WORK TO BE COMPLETED: From the data, copy out every line in which the word "Baths" appears.

___ INPUT DATA

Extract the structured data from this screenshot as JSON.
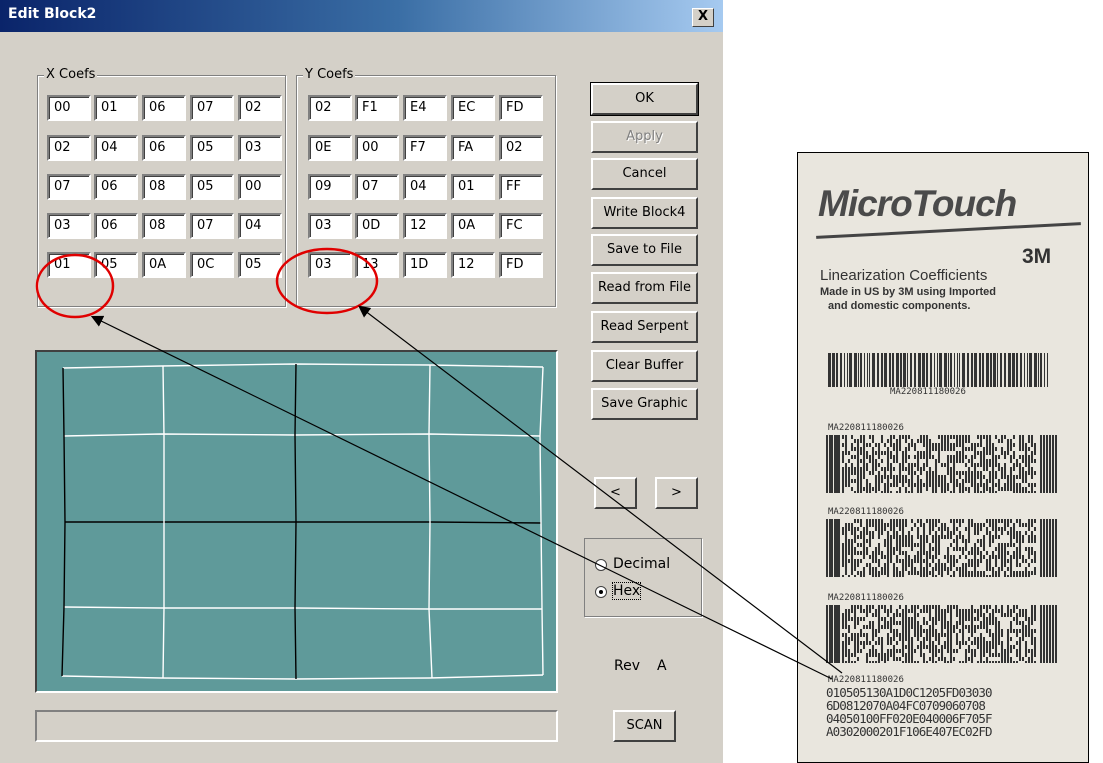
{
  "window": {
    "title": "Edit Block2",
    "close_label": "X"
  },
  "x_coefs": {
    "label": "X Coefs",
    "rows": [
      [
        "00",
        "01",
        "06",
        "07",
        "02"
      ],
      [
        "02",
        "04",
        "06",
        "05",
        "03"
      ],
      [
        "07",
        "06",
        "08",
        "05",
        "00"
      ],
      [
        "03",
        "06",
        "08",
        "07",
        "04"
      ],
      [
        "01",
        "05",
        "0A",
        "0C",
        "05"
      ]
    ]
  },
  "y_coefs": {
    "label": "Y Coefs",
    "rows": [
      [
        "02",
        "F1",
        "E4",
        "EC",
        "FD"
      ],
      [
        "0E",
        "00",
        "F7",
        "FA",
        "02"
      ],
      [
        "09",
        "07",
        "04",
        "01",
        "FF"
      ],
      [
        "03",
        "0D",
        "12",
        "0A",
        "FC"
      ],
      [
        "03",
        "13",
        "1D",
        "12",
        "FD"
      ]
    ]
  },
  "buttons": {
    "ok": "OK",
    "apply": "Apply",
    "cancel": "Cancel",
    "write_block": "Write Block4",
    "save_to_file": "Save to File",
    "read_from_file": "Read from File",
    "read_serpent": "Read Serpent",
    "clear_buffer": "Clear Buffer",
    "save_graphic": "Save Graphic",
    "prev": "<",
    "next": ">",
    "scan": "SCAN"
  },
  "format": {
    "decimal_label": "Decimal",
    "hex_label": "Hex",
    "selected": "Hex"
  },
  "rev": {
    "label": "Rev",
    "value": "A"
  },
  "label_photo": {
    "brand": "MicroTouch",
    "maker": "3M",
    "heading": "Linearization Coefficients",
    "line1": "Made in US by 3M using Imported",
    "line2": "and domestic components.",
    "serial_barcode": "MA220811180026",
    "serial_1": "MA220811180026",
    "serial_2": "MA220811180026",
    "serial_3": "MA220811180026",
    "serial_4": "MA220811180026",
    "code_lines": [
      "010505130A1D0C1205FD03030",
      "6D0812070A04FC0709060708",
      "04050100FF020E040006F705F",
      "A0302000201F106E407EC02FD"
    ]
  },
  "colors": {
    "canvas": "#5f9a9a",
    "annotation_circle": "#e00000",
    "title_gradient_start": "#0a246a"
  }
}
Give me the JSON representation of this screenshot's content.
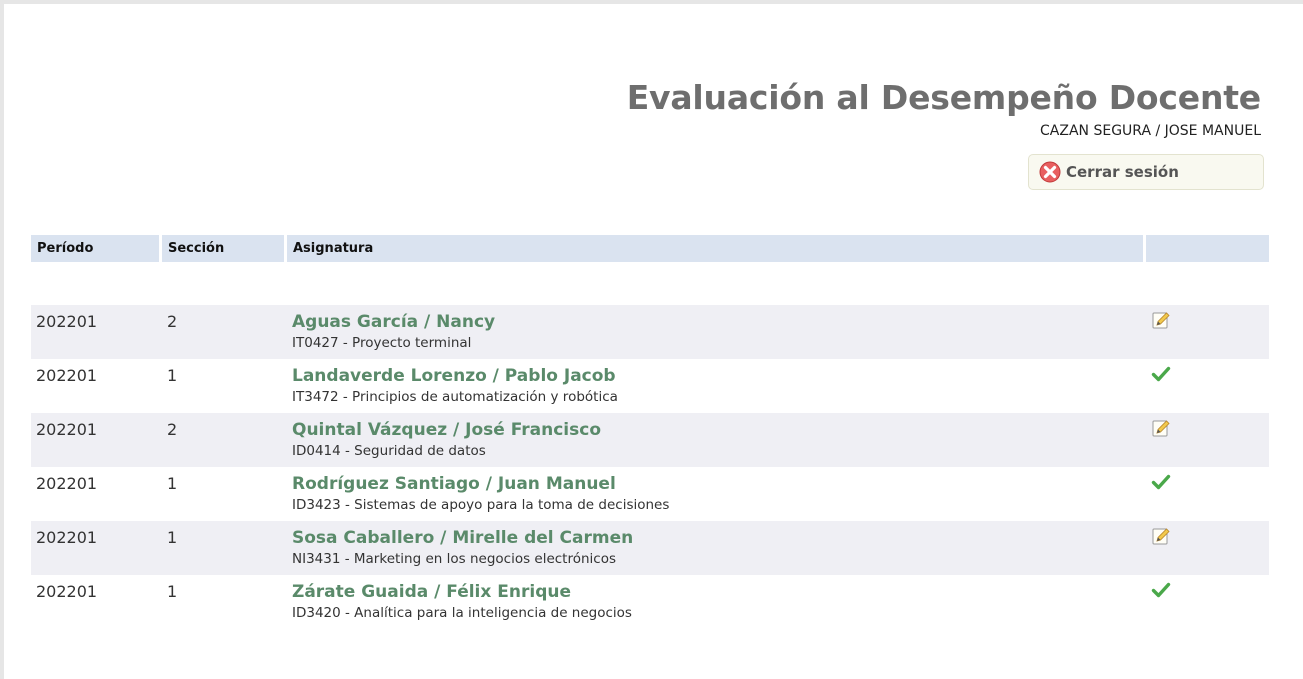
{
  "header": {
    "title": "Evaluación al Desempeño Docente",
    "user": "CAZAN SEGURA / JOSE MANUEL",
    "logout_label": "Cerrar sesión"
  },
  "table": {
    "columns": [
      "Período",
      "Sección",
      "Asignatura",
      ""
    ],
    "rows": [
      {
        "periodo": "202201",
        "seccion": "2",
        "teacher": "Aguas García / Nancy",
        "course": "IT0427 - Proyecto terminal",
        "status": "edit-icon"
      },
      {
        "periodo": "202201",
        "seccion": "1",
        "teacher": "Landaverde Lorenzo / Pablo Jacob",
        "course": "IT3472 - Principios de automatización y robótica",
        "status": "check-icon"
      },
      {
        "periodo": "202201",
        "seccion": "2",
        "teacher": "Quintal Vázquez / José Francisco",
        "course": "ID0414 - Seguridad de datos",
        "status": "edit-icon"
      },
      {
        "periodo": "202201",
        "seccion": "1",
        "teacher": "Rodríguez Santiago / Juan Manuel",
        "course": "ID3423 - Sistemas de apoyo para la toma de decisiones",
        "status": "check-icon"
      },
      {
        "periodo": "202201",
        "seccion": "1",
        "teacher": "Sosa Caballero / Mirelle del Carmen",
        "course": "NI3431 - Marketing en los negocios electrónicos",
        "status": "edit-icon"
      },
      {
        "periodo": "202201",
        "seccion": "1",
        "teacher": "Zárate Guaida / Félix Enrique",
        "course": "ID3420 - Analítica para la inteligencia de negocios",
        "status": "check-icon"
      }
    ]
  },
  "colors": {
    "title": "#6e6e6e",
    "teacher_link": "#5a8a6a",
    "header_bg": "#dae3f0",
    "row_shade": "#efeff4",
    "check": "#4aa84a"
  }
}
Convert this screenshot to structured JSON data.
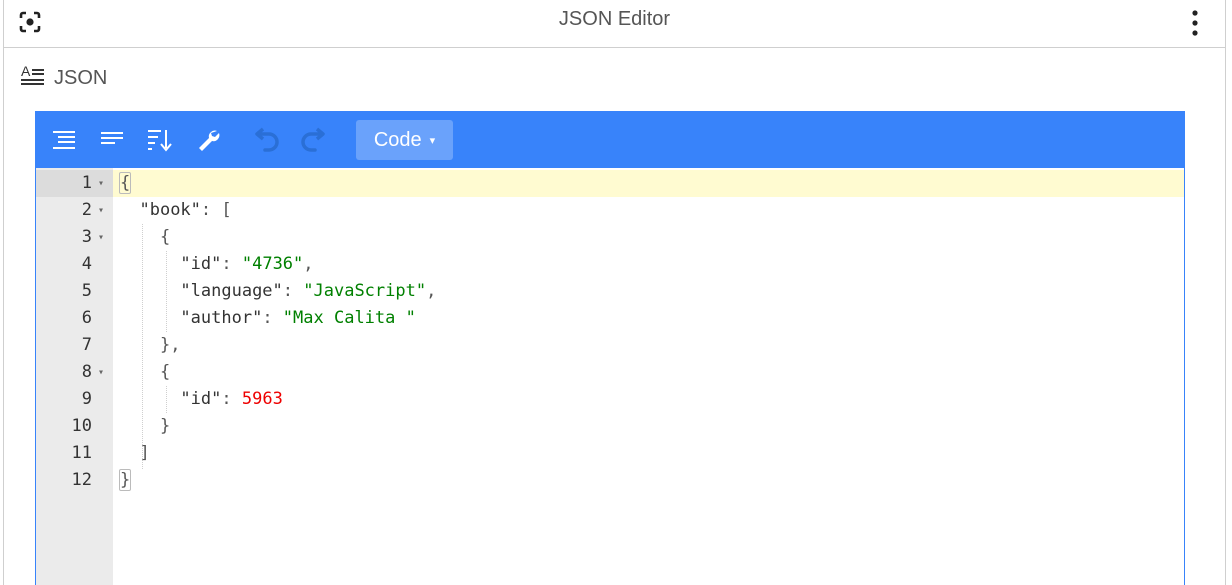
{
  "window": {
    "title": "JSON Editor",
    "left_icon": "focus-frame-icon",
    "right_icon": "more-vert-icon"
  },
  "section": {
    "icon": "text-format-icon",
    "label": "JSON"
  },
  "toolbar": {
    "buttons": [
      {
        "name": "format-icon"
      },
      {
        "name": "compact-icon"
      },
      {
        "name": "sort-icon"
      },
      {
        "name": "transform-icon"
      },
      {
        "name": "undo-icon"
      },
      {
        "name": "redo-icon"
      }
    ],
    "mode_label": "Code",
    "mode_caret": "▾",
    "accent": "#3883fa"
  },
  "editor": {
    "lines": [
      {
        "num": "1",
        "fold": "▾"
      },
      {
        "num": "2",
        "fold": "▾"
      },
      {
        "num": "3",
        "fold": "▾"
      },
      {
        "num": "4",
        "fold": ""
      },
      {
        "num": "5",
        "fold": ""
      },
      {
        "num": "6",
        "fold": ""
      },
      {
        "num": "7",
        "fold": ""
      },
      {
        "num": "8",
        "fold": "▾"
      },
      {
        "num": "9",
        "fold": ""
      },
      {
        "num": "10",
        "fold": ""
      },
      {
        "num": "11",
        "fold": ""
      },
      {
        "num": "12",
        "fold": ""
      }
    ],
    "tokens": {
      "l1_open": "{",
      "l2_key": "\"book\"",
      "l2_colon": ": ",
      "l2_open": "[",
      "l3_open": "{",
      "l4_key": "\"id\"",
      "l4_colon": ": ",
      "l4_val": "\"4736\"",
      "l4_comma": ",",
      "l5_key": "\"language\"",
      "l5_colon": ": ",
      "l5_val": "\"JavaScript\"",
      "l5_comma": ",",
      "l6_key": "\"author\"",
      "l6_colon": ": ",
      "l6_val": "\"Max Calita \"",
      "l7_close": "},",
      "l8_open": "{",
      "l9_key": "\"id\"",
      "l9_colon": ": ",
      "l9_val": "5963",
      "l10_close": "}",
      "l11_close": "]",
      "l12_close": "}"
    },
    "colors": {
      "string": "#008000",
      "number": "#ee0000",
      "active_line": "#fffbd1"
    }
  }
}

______
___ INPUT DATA

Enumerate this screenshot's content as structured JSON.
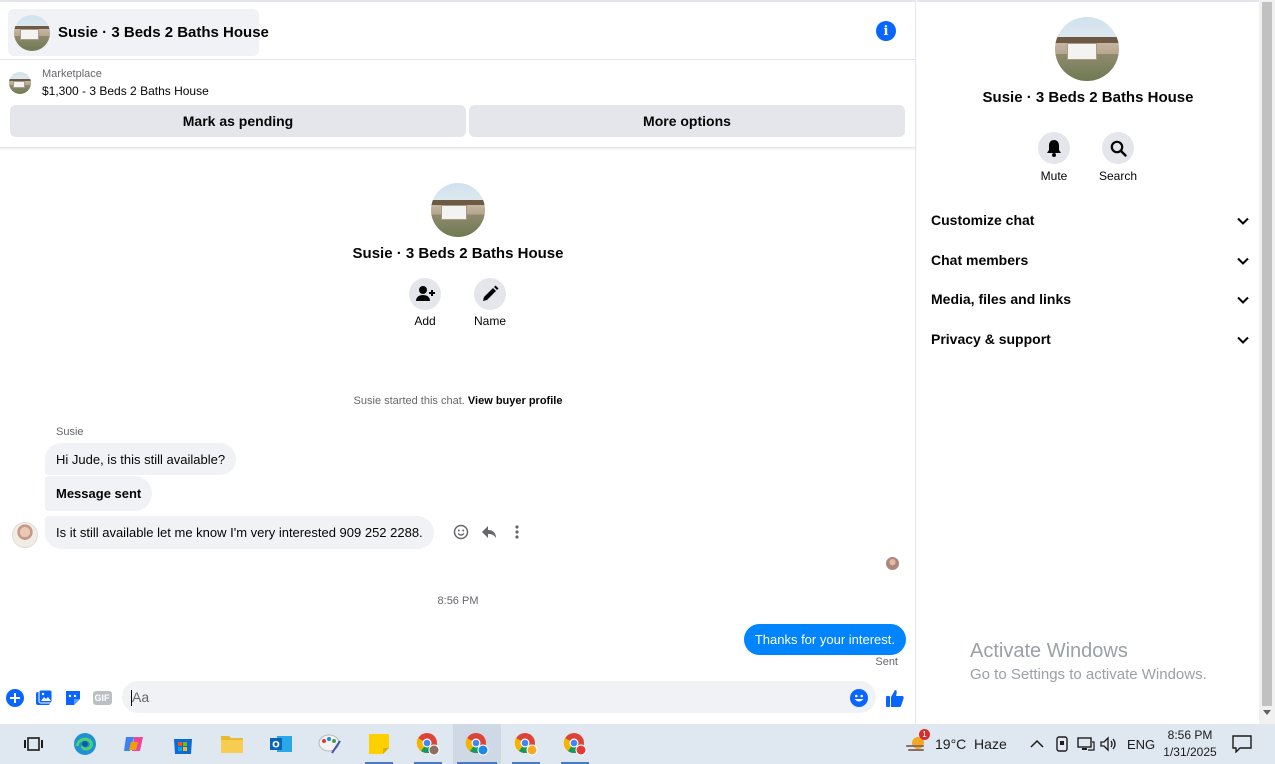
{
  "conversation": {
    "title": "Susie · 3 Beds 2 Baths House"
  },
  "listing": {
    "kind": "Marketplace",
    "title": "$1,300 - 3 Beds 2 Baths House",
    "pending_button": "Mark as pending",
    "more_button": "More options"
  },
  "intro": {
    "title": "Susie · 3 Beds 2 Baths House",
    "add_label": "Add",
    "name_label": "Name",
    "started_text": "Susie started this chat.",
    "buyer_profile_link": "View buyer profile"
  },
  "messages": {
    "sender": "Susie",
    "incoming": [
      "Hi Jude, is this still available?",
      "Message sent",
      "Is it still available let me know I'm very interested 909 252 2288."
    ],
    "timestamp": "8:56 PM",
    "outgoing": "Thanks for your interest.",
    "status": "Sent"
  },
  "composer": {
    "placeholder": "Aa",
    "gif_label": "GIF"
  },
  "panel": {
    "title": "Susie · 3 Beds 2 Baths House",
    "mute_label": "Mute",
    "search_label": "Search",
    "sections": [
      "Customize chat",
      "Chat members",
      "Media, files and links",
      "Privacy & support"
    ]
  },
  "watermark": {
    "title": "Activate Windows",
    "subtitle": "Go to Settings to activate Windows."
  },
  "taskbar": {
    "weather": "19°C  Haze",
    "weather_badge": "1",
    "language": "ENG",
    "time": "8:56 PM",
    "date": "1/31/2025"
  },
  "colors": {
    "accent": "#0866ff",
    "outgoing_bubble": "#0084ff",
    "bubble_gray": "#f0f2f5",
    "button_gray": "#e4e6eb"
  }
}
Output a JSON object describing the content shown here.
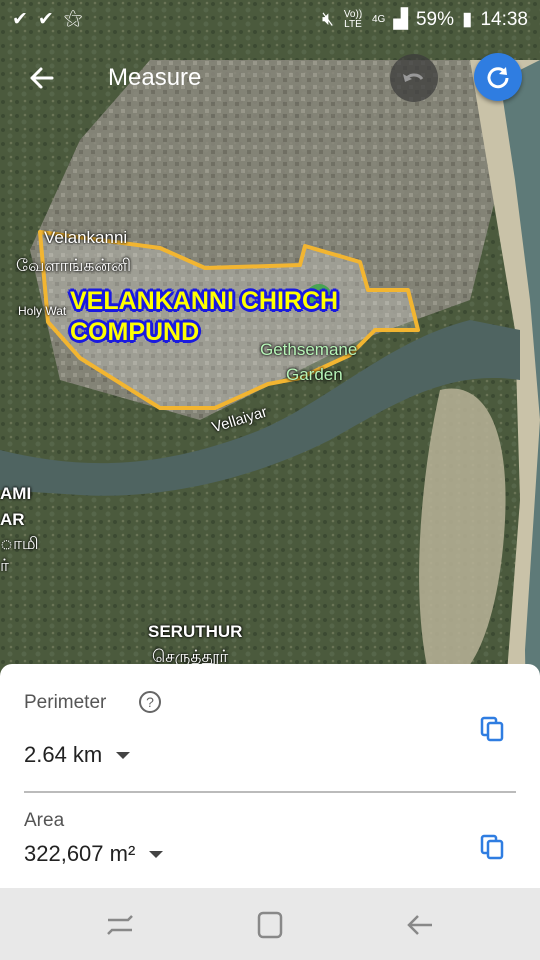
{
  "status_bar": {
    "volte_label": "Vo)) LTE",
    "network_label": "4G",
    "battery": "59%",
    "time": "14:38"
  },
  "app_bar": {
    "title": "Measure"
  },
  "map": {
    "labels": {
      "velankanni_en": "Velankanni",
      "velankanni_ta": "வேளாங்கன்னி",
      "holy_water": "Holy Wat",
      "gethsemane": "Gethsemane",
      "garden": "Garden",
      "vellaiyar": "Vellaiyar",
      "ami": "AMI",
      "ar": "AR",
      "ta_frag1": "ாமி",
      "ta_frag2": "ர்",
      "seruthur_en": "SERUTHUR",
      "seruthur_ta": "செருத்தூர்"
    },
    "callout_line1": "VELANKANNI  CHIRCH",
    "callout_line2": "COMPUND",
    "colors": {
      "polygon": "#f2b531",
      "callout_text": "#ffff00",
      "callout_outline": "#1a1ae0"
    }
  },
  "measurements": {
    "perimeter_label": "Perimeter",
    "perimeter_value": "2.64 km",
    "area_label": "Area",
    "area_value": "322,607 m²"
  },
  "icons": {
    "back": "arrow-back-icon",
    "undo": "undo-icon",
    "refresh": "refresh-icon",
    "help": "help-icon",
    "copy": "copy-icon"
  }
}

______

RESULT OF THIS EXERCISE:
    "title": "Susie · 3 Beds 2 Baths House"
    "title": "$1,300 - 3 Beds 2 Baths House",
    "title": "Susie · 3 Beds 2 Baths House",
    "title": "Susie · 3 Beds 2 Baths House",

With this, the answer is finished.